Task item —
Every record must be copied out exactly.

Dataset content —

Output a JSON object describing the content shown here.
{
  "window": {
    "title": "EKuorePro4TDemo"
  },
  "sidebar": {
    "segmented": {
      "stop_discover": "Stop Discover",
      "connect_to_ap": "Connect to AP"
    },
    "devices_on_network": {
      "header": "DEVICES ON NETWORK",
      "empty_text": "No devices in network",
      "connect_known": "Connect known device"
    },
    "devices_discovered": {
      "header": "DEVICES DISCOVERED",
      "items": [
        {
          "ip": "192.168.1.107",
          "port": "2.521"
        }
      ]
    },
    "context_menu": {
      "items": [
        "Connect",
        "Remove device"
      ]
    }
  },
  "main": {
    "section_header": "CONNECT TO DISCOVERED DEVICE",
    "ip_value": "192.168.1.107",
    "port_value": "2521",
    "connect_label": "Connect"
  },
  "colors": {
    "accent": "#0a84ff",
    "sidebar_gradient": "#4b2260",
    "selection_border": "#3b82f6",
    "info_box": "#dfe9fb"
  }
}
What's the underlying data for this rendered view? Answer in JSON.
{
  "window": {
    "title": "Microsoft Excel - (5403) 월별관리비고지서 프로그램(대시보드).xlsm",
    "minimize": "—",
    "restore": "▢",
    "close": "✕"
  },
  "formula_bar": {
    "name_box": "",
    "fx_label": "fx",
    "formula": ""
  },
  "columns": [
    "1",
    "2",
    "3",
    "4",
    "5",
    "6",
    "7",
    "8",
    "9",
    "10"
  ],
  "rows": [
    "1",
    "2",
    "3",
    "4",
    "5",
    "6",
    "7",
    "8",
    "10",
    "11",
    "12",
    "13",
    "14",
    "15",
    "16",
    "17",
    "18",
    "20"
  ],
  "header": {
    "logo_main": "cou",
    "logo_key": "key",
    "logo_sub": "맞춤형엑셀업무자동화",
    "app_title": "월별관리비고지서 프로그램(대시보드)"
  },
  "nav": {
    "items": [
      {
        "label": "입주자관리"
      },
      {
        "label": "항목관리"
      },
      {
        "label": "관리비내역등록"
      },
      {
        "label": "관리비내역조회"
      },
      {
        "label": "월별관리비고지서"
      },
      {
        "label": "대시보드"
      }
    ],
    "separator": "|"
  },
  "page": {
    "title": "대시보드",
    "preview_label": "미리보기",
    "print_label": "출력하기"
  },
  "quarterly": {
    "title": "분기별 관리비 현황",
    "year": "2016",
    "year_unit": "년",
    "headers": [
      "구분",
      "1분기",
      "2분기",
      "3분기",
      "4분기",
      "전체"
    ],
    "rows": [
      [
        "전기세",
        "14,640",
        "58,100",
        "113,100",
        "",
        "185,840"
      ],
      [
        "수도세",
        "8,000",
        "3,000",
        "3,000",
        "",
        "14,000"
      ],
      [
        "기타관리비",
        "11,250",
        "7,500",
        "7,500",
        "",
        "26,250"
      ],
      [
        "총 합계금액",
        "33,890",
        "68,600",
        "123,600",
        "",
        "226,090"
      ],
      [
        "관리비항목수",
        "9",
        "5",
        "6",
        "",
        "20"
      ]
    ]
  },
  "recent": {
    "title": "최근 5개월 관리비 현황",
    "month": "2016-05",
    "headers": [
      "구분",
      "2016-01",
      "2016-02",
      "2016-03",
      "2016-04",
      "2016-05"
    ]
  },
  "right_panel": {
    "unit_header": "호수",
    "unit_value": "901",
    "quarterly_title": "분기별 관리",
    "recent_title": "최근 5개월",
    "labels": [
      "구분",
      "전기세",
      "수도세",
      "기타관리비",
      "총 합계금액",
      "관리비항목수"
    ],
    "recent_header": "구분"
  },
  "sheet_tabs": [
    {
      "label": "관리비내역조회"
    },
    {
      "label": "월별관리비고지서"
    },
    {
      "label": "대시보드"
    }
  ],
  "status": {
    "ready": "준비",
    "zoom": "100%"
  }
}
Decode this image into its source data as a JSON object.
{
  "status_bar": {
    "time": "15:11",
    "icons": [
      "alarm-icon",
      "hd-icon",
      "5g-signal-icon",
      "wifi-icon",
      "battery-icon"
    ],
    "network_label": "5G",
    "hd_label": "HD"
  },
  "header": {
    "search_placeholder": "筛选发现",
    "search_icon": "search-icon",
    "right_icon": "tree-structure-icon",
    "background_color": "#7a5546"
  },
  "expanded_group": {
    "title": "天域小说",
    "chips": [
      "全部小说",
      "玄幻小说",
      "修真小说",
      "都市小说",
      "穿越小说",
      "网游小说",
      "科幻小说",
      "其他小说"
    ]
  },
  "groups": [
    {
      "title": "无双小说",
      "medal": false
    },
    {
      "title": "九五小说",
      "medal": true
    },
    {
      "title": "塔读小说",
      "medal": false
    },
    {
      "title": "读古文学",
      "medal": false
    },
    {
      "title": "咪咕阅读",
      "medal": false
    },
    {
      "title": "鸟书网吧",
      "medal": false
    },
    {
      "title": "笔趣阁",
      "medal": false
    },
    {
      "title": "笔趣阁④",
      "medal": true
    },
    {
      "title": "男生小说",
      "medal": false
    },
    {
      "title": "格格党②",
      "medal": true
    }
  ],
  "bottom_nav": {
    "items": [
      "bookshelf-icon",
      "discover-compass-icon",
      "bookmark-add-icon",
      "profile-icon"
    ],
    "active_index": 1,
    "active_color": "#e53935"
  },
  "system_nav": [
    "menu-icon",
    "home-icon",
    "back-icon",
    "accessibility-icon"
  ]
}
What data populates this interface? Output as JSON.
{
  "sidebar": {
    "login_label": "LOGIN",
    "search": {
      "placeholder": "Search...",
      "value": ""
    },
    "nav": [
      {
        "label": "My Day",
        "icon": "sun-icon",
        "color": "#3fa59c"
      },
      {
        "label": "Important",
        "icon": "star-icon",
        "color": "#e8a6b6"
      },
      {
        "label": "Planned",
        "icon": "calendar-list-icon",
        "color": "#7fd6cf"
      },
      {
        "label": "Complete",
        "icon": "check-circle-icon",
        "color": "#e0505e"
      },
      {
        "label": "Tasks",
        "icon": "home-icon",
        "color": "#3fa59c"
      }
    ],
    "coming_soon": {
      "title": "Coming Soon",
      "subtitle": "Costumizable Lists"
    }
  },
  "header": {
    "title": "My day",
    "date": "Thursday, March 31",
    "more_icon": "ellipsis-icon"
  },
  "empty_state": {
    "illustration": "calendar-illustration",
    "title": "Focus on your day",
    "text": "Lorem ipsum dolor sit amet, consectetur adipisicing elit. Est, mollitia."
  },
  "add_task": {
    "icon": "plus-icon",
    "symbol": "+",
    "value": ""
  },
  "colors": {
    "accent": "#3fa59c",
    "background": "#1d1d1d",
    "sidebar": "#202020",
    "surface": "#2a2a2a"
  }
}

Response below —
Output a JSON object describing the content shown here.
{
  "window": {
    "title": "EKuorePro4TDemo"
  },
  "sidebar": {
    "segmented": {
      "stop_discover": "Stop Discover",
      "connect_to_ap": "Connect to AP"
    },
    "devices_on_network": {
      "header": "DEVICES ON NETWORK",
      "empty_text": "No devices in network",
      "connect_known": "Connect known device"
    },
    "devices_discovered": {
      "header": "DEVICES DISCOVERED",
      "items": [
        {
          "ip": "192.168.1.107",
          "port": "2.521"
        }
      ]
    },
    "context_menu": {
      "items": [
        "Connect",
        "Remove device"
      ]
    }
  },
  "main": {
    "section_header": "CONNECT TO DISCOVERED DEVICE",
    "ip_value": "192.168.1.107",
    "port_value": "2521",
    "connect_label": "Connect"
  },
  "colors": {
    "accent": "#0a84ff",
    "sidebar_gradient": "#4b2260",
    "selection_border": "#3b82f6",
    "info_box": "#dfe9fb"
  }
}
What's the underlying data for this rendered view? Answer in JSON.
{
  "window": {
    "title": "Microsoft Excel - (5403) 월별관리비고지서 프로그램(대시보드).xlsm",
    "minimize": "—",
    "restore": "▢",
    "close": "✕"
  },
  "formula_bar": {
    "name_box": "",
    "fx_label": "fx",
    "formula": ""
  },
  "columns": [
    "1",
    "2",
    "3",
    "4",
    "5",
    "6",
    "7",
    "8",
    "9",
    "10"
  ],
  "rows": [
    "1",
    "2",
    "3",
    "4",
    "5",
    "6",
    "7",
    "8",
    "10",
    "11",
    "12",
    "13",
    "14",
    "15",
    "16",
    "17",
    "18",
    "20"
  ],
  "header": {
    "logo_main": "cou",
    "logo_key": "key",
    "logo_sub": "맞춤형엑셀업무자동화",
    "app_title": "월별관리비고지서 프로그램(대시보드)"
  },
  "nav": {
    "items": [
      {
        "label": "입주자관리"
      },
      {
        "label": "항목관리"
      },
      {
        "label": "관리비내역등록"
      },
      {
        "label": "관리비내역조회"
      },
      {
        "label": "월별관리비고지서"
      },
      {
        "label": "대시보드"
      }
    ],
    "separator": "|"
  },
  "page": {
    "title": "대시보드",
    "preview_label": "미리보기",
    "print_label": "출력하기"
  },
  "quarterly": {
    "title": "분기별 관리비 현황",
    "year": "2016",
    "year_unit": "년",
    "headers": [
      "구분",
      "1분기",
      "2분기",
      "3분기",
      "4분기",
      "전체"
    ],
    "rows": [
      [
        "전기세",
        "14,640",
        "58,100",
        "113,100",
        "",
        "185,840"
      ],
      [
        "수도세",
        "8,000",
        "3,000",
        "3,000",
        "",
        "14,000"
      ],
      [
        "기타관리비",
        "11,250",
        "7,500",
        "7,500",
        "",
        "26,250"
      ],
      [
        "총 합계금액",
        "33,890",
        "68,600",
        "123,600",
        "",
        "226,090"
      ],
      [
        "관리비항목수",
        "9",
        "5",
        "6",
        "",
        "20"
      ]
    ]
  },
  "recent": {
    "title": "최근 5개월 관리비 현황",
    "month": "2016-05",
    "headers": [
      "구분",
      "2016-01",
      "2016-02",
      "2016-03",
      "2016-04",
      "2016-05"
    ]
  },
  "right_panel": {
    "unit_header": "호수",
    "unit_value": "901",
    "quarterly_title": "분기별 관리",
    "recent_title": "최근 5개월",
    "labels": [
      "구분",
      "전기세",
      "수도세",
      "기타관리비",
      "총 합계금액",
      "관리비항목수"
    ],
    "recent_header": "구분"
  },
  "sheet_tabs": [
    {
      "label": "관리비내역조회"
    },
    {
      "label": "월별관리비고지서"
    },
    {
      "label": "대시보드"
    }
  ],
  "status": {
    "ready": "준비",
    "zoom": "100%"
  }
}
Decode this image into its source data as a JSON object.
{
  "status_bar": {
    "time": "15:11",
    "icons": [
      "alarm-icon",
      "hd-icon",
      "5g-signal-icon",
      "wifi-icon",
      "battery-icon"
    ],
    "network_label": "5G",
    "hd_label": "HD"
  },
  "header": {
    "search_placeholder": "筛选发现",
    "search_icon": "search-icon",
    "right_icon": "tree-structure-icon",
    "background_color": "#7a5546"
  },
  "expanded_group": {
    "title": "天域小说",
    "chips": [
      "全部小说",
      "玄幻小说",
      "修真小说",
      "都市小说",
      "穿越小说",
      "网游小说",
      "科幻小说",
      "其他小说"
    ]
  },
  "groups": [
    {
      "title": "无双小说",
      "medal": false
    },
    {
      "title": "九五小说",
      "medal": true
    },
    {
      "title": "塔读小说",
      "medal": false
    },
    {
      "title": "读古文学",
      "medal": false
    },
    {
      "title": "咪咕阅读",
      "medal": false
    },
    {
      "title": "鸟书网吧",
      "medal": false
    },
    {
      "title": "笔趣阁",
      "medal": false
    },
    {
      "title": "笔趣阁④",
      "medal": true
    },
    {
      "title": "男生小说",
      "medal": false
    },
    {
      "title": "格格党②",
      "medal": true
    }
  ],
  "bottom_nav": {
    "items": [
      "bookshelf-icon",
      "discover-compass-icon",
      "bookmark-add-icon",
      "profile-icon"
    ],
    "active_index": 1,
    "active_color": "#e53935"
  },
  "system_nav": [
    "menu-icon",
    "home-icon",
    "back-icon",
    "accessibility-icon"
  ]
}
What data populates this interface? Output as JSON.
{
  "sidebar": {
    "login_label": "LOGIN",
    "search": {
      "placeholder": "Search...",
      "value": ""
    },
    "nav": [
      {
        "label": "My Day",
        "icon": "sun-icon",
        "color": "#3fa59c"
      },
      {
        "label": "Important",
        "icon": "star-icon",
        "color": "#e8a6b6"
      },
      {
        "label": "Planned",
        "icon": "calendar-list-icon",
        "color": "#7fd6cf"
      },
      {
        "label": "Complete",
        "icon": "check-circle-icon",
        "color": "#e0505e"
      },
      {
        "label": "Tasks",
        "icon": "home-icon",
        "color": "#3fa59c"
      }
    ],
    "coming_soon": {
      "title": "Coming Soon",
      "subtitle": "Costumizable Lists"
    }
  },
  "header": {
    "title": "My day",
    "date": "Thursday, March 31",
    "more_icon": "ellipsis-icon"
  },
  "empty_state": {
    "illustration": "calendar-illustration",
    "title": "Focus on your day",
    "text": "Lorem ipsum dolor sit amet, consectetur adipisicing elit. Est, mollitia."
  },
  "add_task": {
    "icon": "plus-icon",
    "symbol": "+",
    "value": ""
  },
  "colors": {
    "accent": "#3fa59c",
    "background": "#1d1d1d",
    "sidebar": "#202020",
    "surface": "#2a2a2a"
  }
}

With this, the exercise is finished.